**REQUIREMENT**
Within this material, find every line where the string "JSON" appears, and copy it out.

**MATERIALS PROVIDED**
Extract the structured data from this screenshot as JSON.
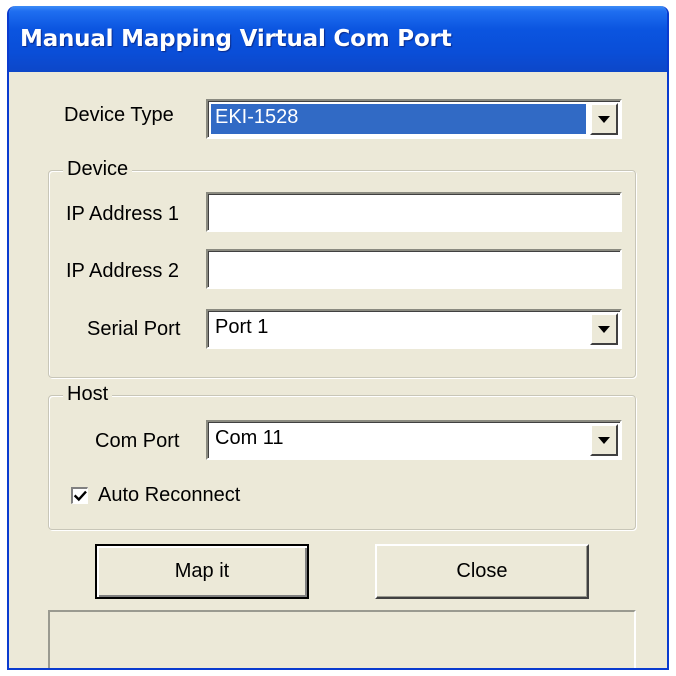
{
  "window": {
    "title": "Manual Mapping Virtual Com Port"
  },
  "device_type": {
    "label": "Device Type",
    "selected": "EKI-1528"
  },
  "device_group": {
    "title": "Device",
    "ip_address_1": {
      "label": "IP Address 1",
      "value": ""
    },
    "ip_address_2": {
      "label": "IP Address 2",
      "value": ""
    },
    "serial_port": {
      "label": "Serial Port",
      "selected": "Port 1"
    }
  },
  "host_group": {
    "title": "Host",
    "com_port": {
      "label": "Com Port",
      "selected": "Com 11"
    },
    "auto_reconnect": {
      "label": "Auto Reconnect",
      "checked": true
    }
  },
  "buttons": {
    "map_it": "Map it",
    "close": "Close"
  },
  "status": {
    "text": ""
  },
  "icons": {
    "dropdown": "chevron-down-icon",
    "check": "checkmark-icon"
  },
  "colors": {
    "titlebar": "#0a4ed8",
    "selection": "#316ac5",
    "window_bg": "#ece9d8"
  }
}
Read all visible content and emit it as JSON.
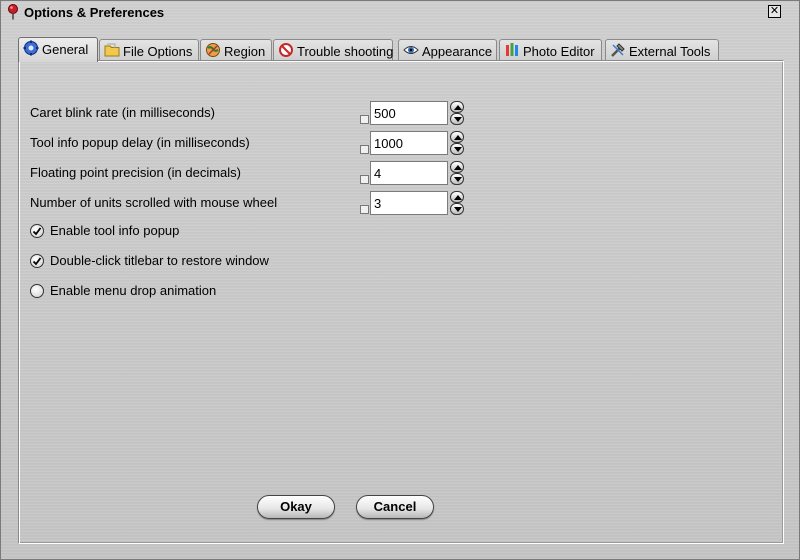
{
  "window": {
    "title": "Options & Preferences",
    "close_glyph": "✕"
  },
  "tabs": [
    {
      "label": "General",
      "icon": "gear-icon",
      "active": true
    },
    {
      "label": "File Options",
      "icon": "folder-icon",
      "active": false
    },
    {
      "label": "Region",
      "icon": "globe-icon",
      "active": false
    },
    {
      "label": "Trouble shooting",
      "icon": "no-entry-icon",
      "active": false
    },
    {
      "label": "Appearance",
      "icon": "eye-icon",
      "active": false
    },
    {
      "label": "Photo Editor",
      "icon": "brushes-icon",
      "active": false
    },
    {
      "label": "External Tools",
      "icon": "tools-icon",
      "active": false
    }
  ],
  "settings": [
    {
      "label": "Caret blink rate (in milliseconds)",
      "value": "500"
    },
    {
      "label": "Tool info popup delay (in milliseconds)",
      "value": "1000"
    },
    {
      "label": "Floating point precision (in decimals)",
      "value": "4"
    },
    {
      "label": "Number of units scrolled with mouse wheel",
      "value": "3"
    }
  ],
  "options": [
    {
      "label": "Enable tool info popup",
      "checked": true
    },
    {
      "label": "Double-click titlebar to restore window",
      "checked": true
    },
    {
      "label": "Enable menu drop animation",
      "checked": false
    }
  ],
  "buttons": {
    "ok": "Okay",
    "cancel": "Cancel"
  }
}
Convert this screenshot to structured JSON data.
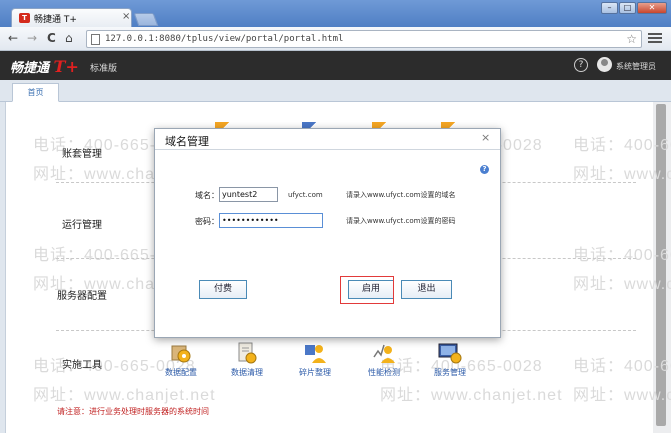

**RESPONSE BOX**
Extract the structured data from this screenshot as JSON.
Read all visible content and emit it as JSON.
Convert this screenshot to structured JSON data.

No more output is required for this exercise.